Generally positive charts for the major equity indices are being counterbalanced by overly bullish sentiment and extended valuation.
So, how should investors approach this situation?
On the Charts
All the major equity indices closed lower Friday with mostly negative internals but on lighter trading volumes. Most managed to see a late-day rally bringing them close to their intraday highs at the close.
The result was no violations of current trends or support occurred, leaving the S&P 500 (see below), DJIA and Dow Jones Transports in neutral/sideways trends as the rest remain positive.
The MidCap 400 did see a bearish stochastic crossover generated but is not "actionable," in our opinion, as support has yet to be violated.
Meanwhile, the cumulative advance/decline lines for the All Exchange, NYSE and Nasdaq remain positive and above their 50-day moving averages.
So, the charts remain generally constructive.
The data, however, still suggest some caution is warranted.
Psychology and valuation Still Counterbalancing
The one-day McClellan Overbought/Oversold Oscillators remain neutral on the All Exchange, NYSE and Nasdaq (All Exchange: +7.72 NYSE: +8.09 Nasdaq: +6.56).
However, psychology and valuation are still counterbalancing the positive charts, by our analysis.
The Open Insider Buy/Sell Ratio dropped to 25.1 as insider selling transactions accelerated. A bearish signal would occur below 25.
Meanwhile, the leveraged ETF traders, measured by the detrended Rydex Ratio (contrarian indicator), remain leveraged long at very bearish 1.52.
In addition, last week's Investors Intelligence Bear/Bull Ratio (contrary indicator) saw yet another decline in bearish advisors as bullish sentiment increased and remains in bearish territory at 16.7/64.7. Also, the AAII Bear/Bull Ratio at 25.53/46.92 is near peak levels seen over the past decade.
S&P 500 Valuation
The valuation gap still appears extended with the S&P 500 trading at a P/E multiple of 22.8x consensus forward 12-month earnings estimates from Bloomberg lifting to $160.38 per share while the "rule of 20" finds fair value at 19.1x.
The S&P's forward earnings yield is 4.37% with the 10-year Treasury yield at 0.89%.

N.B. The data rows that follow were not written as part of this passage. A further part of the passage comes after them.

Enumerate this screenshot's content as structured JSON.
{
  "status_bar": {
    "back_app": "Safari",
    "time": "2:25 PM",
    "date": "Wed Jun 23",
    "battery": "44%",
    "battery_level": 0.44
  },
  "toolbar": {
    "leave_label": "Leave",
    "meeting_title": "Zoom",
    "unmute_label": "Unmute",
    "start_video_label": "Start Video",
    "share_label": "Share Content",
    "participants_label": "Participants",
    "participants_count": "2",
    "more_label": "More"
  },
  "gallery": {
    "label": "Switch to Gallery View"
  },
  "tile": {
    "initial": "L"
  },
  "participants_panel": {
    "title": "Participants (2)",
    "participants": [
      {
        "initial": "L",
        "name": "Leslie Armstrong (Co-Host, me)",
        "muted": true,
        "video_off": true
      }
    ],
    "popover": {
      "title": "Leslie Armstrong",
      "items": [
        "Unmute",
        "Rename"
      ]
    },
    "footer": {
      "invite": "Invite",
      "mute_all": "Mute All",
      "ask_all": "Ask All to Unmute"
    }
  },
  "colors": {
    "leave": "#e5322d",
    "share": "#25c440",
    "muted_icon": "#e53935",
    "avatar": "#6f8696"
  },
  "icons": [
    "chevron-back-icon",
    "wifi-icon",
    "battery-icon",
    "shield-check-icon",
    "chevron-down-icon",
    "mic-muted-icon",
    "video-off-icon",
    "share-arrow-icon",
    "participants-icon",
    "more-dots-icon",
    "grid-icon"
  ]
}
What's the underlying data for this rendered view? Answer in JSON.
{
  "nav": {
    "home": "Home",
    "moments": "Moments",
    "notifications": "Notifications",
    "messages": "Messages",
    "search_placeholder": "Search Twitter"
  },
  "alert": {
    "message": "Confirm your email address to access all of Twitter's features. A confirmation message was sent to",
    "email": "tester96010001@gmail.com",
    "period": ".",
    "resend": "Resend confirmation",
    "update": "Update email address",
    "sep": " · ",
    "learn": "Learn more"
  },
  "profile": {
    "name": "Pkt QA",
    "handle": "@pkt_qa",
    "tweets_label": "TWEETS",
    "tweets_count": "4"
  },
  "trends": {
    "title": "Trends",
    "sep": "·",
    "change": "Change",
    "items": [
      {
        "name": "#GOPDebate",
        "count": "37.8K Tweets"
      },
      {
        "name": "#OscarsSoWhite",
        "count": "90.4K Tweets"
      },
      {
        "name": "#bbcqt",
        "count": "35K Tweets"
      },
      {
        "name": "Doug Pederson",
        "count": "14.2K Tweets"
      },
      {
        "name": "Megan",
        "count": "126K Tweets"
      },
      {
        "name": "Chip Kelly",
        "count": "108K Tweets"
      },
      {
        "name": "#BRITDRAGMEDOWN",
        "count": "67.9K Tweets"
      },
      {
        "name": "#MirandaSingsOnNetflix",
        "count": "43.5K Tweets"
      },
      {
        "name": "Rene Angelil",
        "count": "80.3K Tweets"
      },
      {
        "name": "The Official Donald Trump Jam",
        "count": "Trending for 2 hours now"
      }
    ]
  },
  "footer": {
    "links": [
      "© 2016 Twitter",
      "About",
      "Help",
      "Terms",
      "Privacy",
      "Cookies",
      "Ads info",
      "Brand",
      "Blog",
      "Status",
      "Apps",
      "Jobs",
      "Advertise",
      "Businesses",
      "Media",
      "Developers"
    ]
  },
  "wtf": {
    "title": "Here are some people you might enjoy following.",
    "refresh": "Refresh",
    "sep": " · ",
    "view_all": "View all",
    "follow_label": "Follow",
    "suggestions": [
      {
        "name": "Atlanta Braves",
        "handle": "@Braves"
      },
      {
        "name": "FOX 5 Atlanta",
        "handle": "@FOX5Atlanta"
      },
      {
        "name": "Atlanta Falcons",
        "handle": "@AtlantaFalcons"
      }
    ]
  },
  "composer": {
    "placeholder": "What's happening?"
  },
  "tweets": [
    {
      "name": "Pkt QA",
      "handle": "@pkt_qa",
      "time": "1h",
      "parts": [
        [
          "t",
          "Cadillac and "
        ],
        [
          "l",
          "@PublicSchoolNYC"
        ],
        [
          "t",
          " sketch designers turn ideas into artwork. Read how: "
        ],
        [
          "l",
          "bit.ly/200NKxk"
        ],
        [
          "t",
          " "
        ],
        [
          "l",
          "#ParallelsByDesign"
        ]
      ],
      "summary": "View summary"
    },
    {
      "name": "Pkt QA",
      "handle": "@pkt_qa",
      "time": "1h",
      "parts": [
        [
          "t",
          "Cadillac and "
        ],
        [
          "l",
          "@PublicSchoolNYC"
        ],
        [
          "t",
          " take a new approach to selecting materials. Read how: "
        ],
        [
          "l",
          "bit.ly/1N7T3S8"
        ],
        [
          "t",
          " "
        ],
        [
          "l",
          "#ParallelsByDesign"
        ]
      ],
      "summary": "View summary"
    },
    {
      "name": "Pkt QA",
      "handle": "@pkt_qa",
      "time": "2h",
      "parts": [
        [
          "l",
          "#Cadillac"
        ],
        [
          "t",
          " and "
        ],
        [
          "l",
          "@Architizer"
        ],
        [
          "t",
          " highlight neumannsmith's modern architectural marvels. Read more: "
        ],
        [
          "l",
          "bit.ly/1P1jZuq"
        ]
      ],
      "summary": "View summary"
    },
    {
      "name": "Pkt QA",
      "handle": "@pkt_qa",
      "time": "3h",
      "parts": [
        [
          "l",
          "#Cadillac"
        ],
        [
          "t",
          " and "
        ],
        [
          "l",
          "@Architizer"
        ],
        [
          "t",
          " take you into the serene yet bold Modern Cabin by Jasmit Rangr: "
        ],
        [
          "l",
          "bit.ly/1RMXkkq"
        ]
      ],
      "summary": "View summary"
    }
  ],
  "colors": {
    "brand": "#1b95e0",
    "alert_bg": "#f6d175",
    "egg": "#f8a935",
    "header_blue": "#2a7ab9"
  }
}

We remain near-term "neutral" for the general equity markets as the charts and data conflict, suggesting chasing price for new purchases on extended stocks could prove hazardous while others emerging from long bases may prove fruitful.